Another study compared the relative amount of talk of spouses. Men dominated the conversations between couples with traditional gender roles and expectations, but when the women were associated with a feminist organization they tended to talk more than their husbands. So feminist women were more likely to challenge traditional gender roles in interaction.
It seems possible that both these factors – expert status and feminist philosophy – have the effect of developing women’s social confidence. This explanation also fits with the fact that women tend to talk more with close friends and family, when women are in the majority, and also when they are explicitly invited to talk (in an interview, for example).
So, women are starting to realize that they are worthy of a voice, both in their relationships and in public. We still only expect people to listen to us if they are close to us or if we are an expert on the topic, but it’s progress. But that is how we see ourselves, how do the men see the women?

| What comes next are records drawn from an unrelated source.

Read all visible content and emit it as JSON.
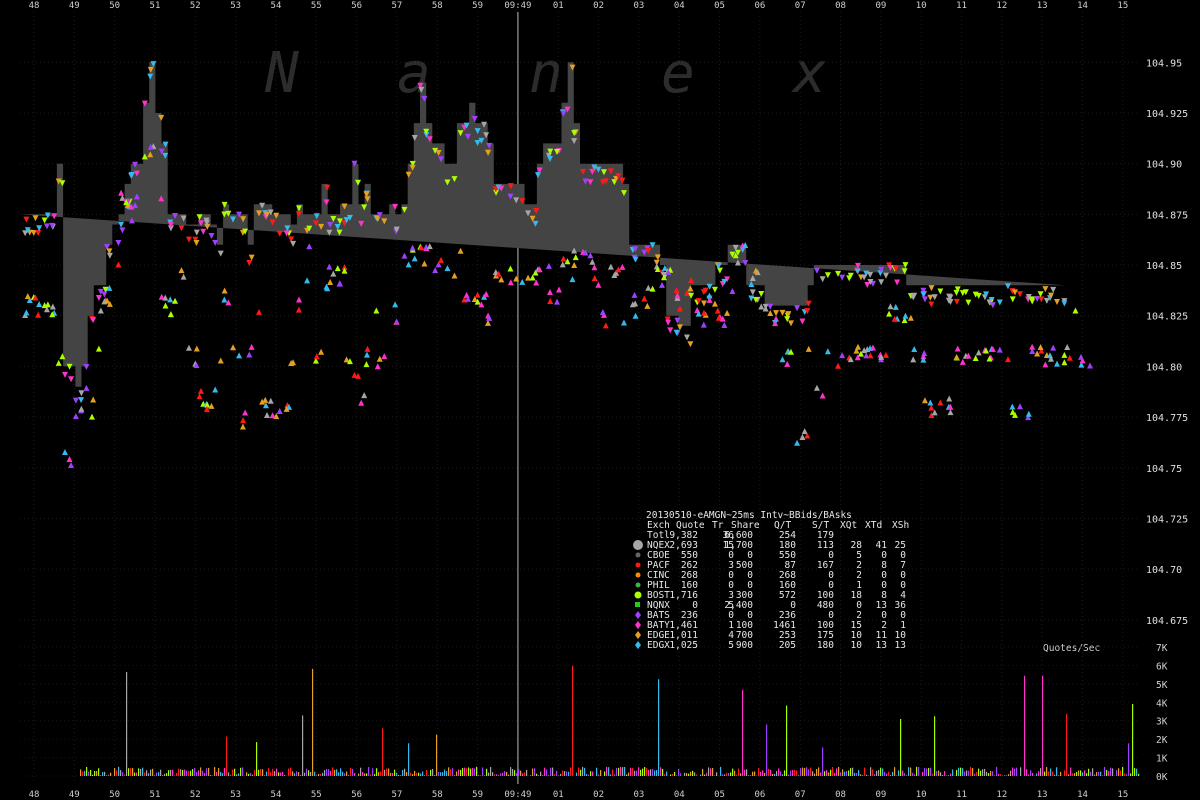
{
  "chart_data": {
    "type": "scatter",
    "watermark": [
      "N",
      "a",
      "n",
      "e",
      "x"
    ],
    "x_ticks": [
      "48",
      "49",
      "50",
      "51",
      "52",
      "53",
      "54",
      "55",
      "56",
      "57",
      "58",
      "59",
      "09:49",
      "01",
      "02",
      "03",
      "04",
      "05",
      "06",
      "07",
      "08",
      "09",
      "10",
      "11",
      "12",
      "13",
      "14",
      "15"
    ],
    "x_ticks_bottom": [
      "48",
      "49",
      "50",
      "51",
      "52",
      "53",
      "54",
      "55",
      "56",
      "57",
      "58",
      "59",
      "09:49",
      "01",
      "02",
      "03",
      "04",
      "05",
      "06",
      "07",
      "08",
      "09",
      "10",
      "11",
      "12",
      "13",
      "14",
      "15"
    ],
    "highlight_tick": "09:49",
    "y_price_ticks": [
      "104.95",
      "104.925",
      "104.90",
      "104.875",
      "104.85",
      "104.825",
      "104.80",
      "104.775",
      "104.75",
      "104.725",
      "104.70",
      "104.675"
    ],
    "y_price_values": [
      104.95,
      104.925,
      104.9,
      104.875,
      104.85,
      104.825,
      104.8,
      104.775,
      104.75,
      104.725,
      104.7,
      104.675
    ],
    "y_price_lim": [
      104.67,
      104.96
    ],
    "y_qps_label": "Quotes/Sec",
    "y_qps_ticks": [
      "7K",
      "6K",
      "5K",
      "4K",
      "3K",
      "2K",
      "1K",
      "0K"
    ],
    "y_qps_values": [
      7000,
      6000,
      5000,
      4000,
      3000,
      2000,
      1000,
      0
    ],
    "nbbo_series": {
      "name": "NBBO",
      "color": "#444444",
      "x_min_offset": [
        0,
        0.15,
        0.3,
        0.45,
        0.6,
        0.75,
        0.9,
        1.05,
        1.2,
        1.35,
        1.5,
        1.65,
        1.8,
        1.95,
        2.1,
        2.25,
        2.4,
        2.55,
        2.7,
        2.85,
        3.0,
        3.15,
        3.3,
        3.45,
        3.6,
        3.75,
        3.9,
        4.05,
        4.2,
        4.35,
        4.5,
        4.65,
        4.8,
        4.95,
        5.1,
        5.25,
        5.4,
        5.55,
        5.7,
        5.85,
        6.0,
        6.15,
        6.3,
        6.45,
        6.6,
        6.75,
        6.9,
        7.05,
        7.2,
        7.35,
        7.5,
        7.65,
        7.8,
        7.95,
        8.1,
        8.25,
        8.4,
        8.55,
        8.7,
        8.85,
        9.0,
        9.15,
        9.3,
        9.45,
        9.6,
        9.75,
        9.9,
        10.05,
        10.2,
        10.35,
        10.5,
        10.65,
        10.8,
        10.95,
        11.1,
        11.25,
        11.4,
        11.55,
        11.7,
        11.85,
        12.0,
        12.15,
        12.3,
        12.45,
        12.6,
        12.75,
        12.9,
        13.05,
        13.2,
        13.35,
        13.5,
        13.65,
        13.8,
        13.95,
        14.1,
        14.25,
        14.4,
        14.55,
        14.7,
        14.85,
        15.0,
        15.15,
        15.3,
        15.45,
        15.6,
        15.75,
        15.9,
        16.05,
        16.2,
        16.35,
        16.5,
        16.65,
        16.8,
        16.95,
        17.1,
        17.25,
        17.4,
        17.55,
        17.7,
        17.85,
        18.0,
        18.15,
        18.3,
        18.45,
        18.6,
        18.75,
        18.9,
        19.05,
        19.2,
        19.35,
        19.5,
        19.65,
        19.8,
        19.95,
        20.1,
        20.25,
        20.4,
        20.55,
        20.7,
        20.85,
        21.0,
        21.15,
        21.3,
        21.45,
        21.6,
        21.75,
        21.9,
        22.05,
        22.2,
        22.35,
        22.5,
        22.65,
        22.8,
        22.95,
        23.1,
        23.25,
        23.4,
        23.55,
        23.7,
        23.85,
        24.0,
        24.15,
        24.3,
        24.45,
        24.6,
        24.75,
        24.9,
        25.05,
        25.2,
        25.35,
        25.5,
        25.65,
        25.8,
        25.95,
        26.1,
        26.25,
        26.4,
        26.55,
        26.7,
        26.85,
        27.0,
        27.15,
        27.3
      ],
      "bid": [
        104.825,
        104.825,
        104.825,
        104.825,
        104.825,
        104.825,
        104.8,
        104.75,
        104.75,
        104.775,
        104.785,
        104.775,
        104.8,
        104.825,
        104.83,
        104.85,
        104.88,
        104.875,
        104.87,
        104.875,
        104.9,
        104.9,
        104.875,
        104.83,
        104.825,
        104.825,
        104.84,
        104.8,
        104.8,
        104.78,
        104.775,
        104.78,
        104.8,
        104.83,
        104.8,
        104.8,
        104.77,
        104.8,
        104.82,
        104.78,
        104.775,
        104.775,
        104.775,
        104.775,
        104.8,
        104.825,
        104.84,
        104.85,
        104.8,
        104.83,
        104.84,
        104.84,
        104.84,
        104.8,
        104.79,
        104.78,
        104.8,
        104.82,
        104.8,
        104.8,
        104.825,
        104.82,
        104.85,
        104.85,
        104.85,
        104.85,
        104.85,
        104.84,
        104.85,
        104.84,
        104.84,
        104.85,
        104.83,
        104.83,
        104.83,
        104.83,
        104.82,
        104.84,
        104.84,
        104.84,
        104.84,
        104.84,
        104.84,
        104.84,
        104.84,
        104.84,
        104.83,
        104.83,
        104.85,
        104.84,
        104.85,
        104.85,
        104.85,
        104.84,
        104.82,
        104.82,
        104.84,
        104.84,
        104.82,
        104.83,
        104.825,
        104.825,
        104.83,
        104.84,
        104.84,
        104.84,
        104.83,
        104.825,
        104.83,
        104.84,
        104.82,
        104.82,
        104.83,
        104.82,
        104.82,
        104.83,
        104.85,
        104.85,
        104.84,
        104.84,
        104.82,
        104.82,
        104.82,
        104.8,
        104.8,
        104.8,
        104.76,
        104.76,
        104.8,
        104.78,
        104.78,
        104.8,
        104.8,
        104.8,
        104.8,
        104.8,
        104.8,
        104.8,
        104.8,
        104.8,
        104.8,
        104.82,
        104.82,
        104.82,
        104.82,
        104.8,
        104.8,
        104.775,
        104.775,
        104.775,
        104.775,
        104.775,
        104.8,
        104.8,
        104.8,
        104.8,
        104.8,
        104.8,
        104.8,
        104.8,
        104.8,
        104.775,
        104.775,
        104.775,
        104.8,
        104.8,
        104.8,
        104.8,
        104.8,
        104.8,
        104.8,
        104.82,
        104.8,
        104.8
      ],
      "ask": [
        104.875,
        104.875,
        104.875,
        104.875,
        104.875,
        104.875,
        104.9,
        104.8,
        104.8,
        104.79,
        104.8,
        104.825,
        104.84,
        104.84,
        104.86,
        104.87,
        104.875,
        104.89,
        104.9,
        104.9,
        104.93,
        104.95,
        104.925,
        104.91,
        104.875,
        104.875,
        104.875,
        104.87,
        104.87,
        104.875,
        104.875,
        104.87,
        104.86,
        104.88,
        104.875,
        104.875,
        104.875,
        104.86,
        104.88,
        104.88,
        104.88,
        104.875,
        104.875,
        104.875,
        104.87,
        104.88,
        104.875,
        104.875,
        104.875,
        104.89,
        104.875,
        104.875,
        104.88,
        104.88,
        104.9,
        104.88,
        104.89,
        104.875,
        104.875,
        104.875,
        104.88,
        104.875,
        104.88,
        104.9,
        104.92,
        104.94,
        104.92,
        104.91,
        104.91,
        104.9,
        104.9,
        104.92,
        104.92,
        104.93,
        104.92,
        104.92,
        104.91,
        104.89,
        104.89,
        104.89,
        104.89,
        104.89,
        104.88,
        104.88,
        104.9,
        104.91,
        104.91,
        104.91,
        104.93,
        104.95,
        104.92,
        104.9,
        104.9,
        104.9,
        104.9,
        104.9,
        104.9,
        104.9,
        104.89,
        104.86,
        104.86,
        104.86,
        104.86,
        104.86,
        104.85,
        104.825,
        104.825,
        104.82,
        104.82,
        104.84,
        104.84,
        104.84,
        104.84,
        104.85,
        104.85,
        104.86,
        104.86,
        104.86,
        104.84,
        104.84,
        104.84,
        104.83,
        104.83,
        104.83,
        104.83,
        104.83,
        104.83,
        104.83,
        104.84,
        104.85,
        104.85,
        104.85,
        104.85,
        104.85,
        104.85,
        104.85,
        104.85,
        104.85,
        104.85,
        104.85,
        104.85,
        104.85,
        104.85,
        104.85,
        104.84,
        104.84,
        104.84,
        104.84,
        104.84,
        104.84,
        104.84,
        104.84,
        104.84,
        104.84,
        104.84,
        104.84,
        104.84,
        104.84,
        104.84,
        104.84,
        104.84,
        104.84,
        104.84,
        104.84,
        104.84,
        104.84,
        104.84,
        104.84,
        104.84,
        104.84
      ]
    },
    "stats_table": {
      "title": "20130510-eAMGN~25ms Intv~BBids/BAsks",
      "columns": [
        "Exch",
        "Quote",
        "Tr",
        "Share",
        "Q/T",
        "S/T",
        "XQt",
        "XTd",
        "XSh"
      ],
      "rows": [
        {
          "exch": "Totl",
          "quote": "9,382",
          "tr": "36",
          "share": "6,600",
          "qt": "254",
          "st": "179",
          "xqt": "",
          "xtd": "",
          "xsh": "",
          "color": "",
          "marker": "none"
        },
        {
          "exch": "NQEX",
          "quote": "2,693",
          "tr": "15",
          "share": "1,700",
          "qt": "180",
          "st": "113",
          "xqt": "28",
          "xtd": "41",
          "xsh": "25",
          "color": "#a6a6a6",
          "marker": "circle-large"
        },
        {
          "exch": "CBOE",
          "quote": "550",
          "tr": "0",
          "share": "0",
          "qt": "550",
          "st": "0",
          "xqt": "5",
          "xtd": "0",
          "xsh": "0",
          "color": "#666666",
          "marker": "dot"
        },
        {
          "exch": "PACF",
          "quote": "262",
          "tr": "3",
          "share": "500",
          "qt": "87",
          "st": "167",
          "xqt": "2",
          "xtd": "8",
          "xsh": "7",
          "color": "#ff1a1a",
          "marker": "dot"
        },
        {
          "exch": "CINC",
          "quote": "268",
          "tr": "0",
          "share": "0",
          "qt": "268",
          "st": "0",
          "xqt": "2",
          "xtd": "0",
          "xsh": "0",
          "color": "#ff8c00",
          "marker": "dot"
        },
        {
          "exch": "PHIL",
          "quote": "160",
          "tr": "0",
          "share": "0",
          "qt": "160",
          "st": "0",
          "xqt": "1",
          "xtd": "0",
          "xsh": "0",
          "color": "#3cb44b",
          "marker": "dot"
        },
        {
          "exch": "BOST",
          "quote": "1,716",
          "tr": "3",
          "share": "300",
          "qt": "572",
          "st": "100",
          "xqt": "18",
          "xtd": "8",
          "xsh": "4",
          "color": "#aaff00",
          "marker": "circle"
        },
        {
          "exch": "NQNX",
          "quote": "0",
          "tr": "5",
          "share": "2,400",
          "qt": "0",
          "st": "480",
          "xqt": "0",
          "xtd": "13",
          "xsh": "36",
          "color": "#22cc22",
          "marker": "square"
        },
        {
          "exch": "BATS",
          "quote": "236",
          "tr": "0",
          "share": "0",
          "qt": "236",
          "st": "0",
          "xqt": "2",
          "xtd": "0",
          "xsh": "0",
          "color": "#a040ff",
          "marker": "diamond"
        },
        {
          "exch": "BATY",
          "quote": "1,461",
          "tr": "1",
          "share": "100",
          "qt": "1461",
          "st": "100",
          "xqt": "15",
          "xtd": "2",
          "xsh": "1",
          "color": "#ff33cc",
          "marker": "diamond"
        },
        {
          "exch": "EDGE",
          "quote": "1,011",
          "tr": "4",
          "share": "700",
          "qt": "253",
          "st": "175",
          "xqt": "10",
          "xtd": "11",
          "xsh": "10",
          "color": "#e6a020",
          "marker": "diamond"
        },
        {
          "exch": "EDGX",
          "quote": "1,025",
          "tr": "5",
          "share": "900",
          "qt": "205",
          "st": "180",
          "xqt": "10",
          "xtd": "13",
          "xsh": "13",
          "color": "#33bbee",
          "marker": "diamond"
        }
      ]
    },
    "exchange_colors": [
      "#a6a6a6",
      "#33bbee",
      "#e6a020",
      "#ff33cc",
      "#aaff00",
      "#a040ff",
      "#ff1a1a"
    ]
  }
}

When a teacher worked at giving equal talking time to both boys and girls, he felt he was giving the girls 90% of his attention and his male pupils agreed. They complained angrily about it, in fact. Got that? An attempt at equality is seen as overwhelming favor and bitterly resented.
The same thing happens at seminars and debates, too. At a workshop where 32 women and 5 men were in attendance, analysis showed that the 5 men spoke over 50% of the time. They said what they wanted to say and set the tone for what was to be said and how. The researcher noted that there was no hostility, but the pressure the men exerted on the conversation was accepted without comment or question.
When women are given equal time to talk, it is believed that women were given more than their fair share. After all, what is fair in a patriarchal society? Dale Spencer says this:
The talkativeness of women has been gauged in comparison not with men but with silence. Women have not been judged on the grounds of whether they talk more than men, but of whether they talk more than silent women.
How do we fix this extreme disparity? I’ll talk about that in my next post.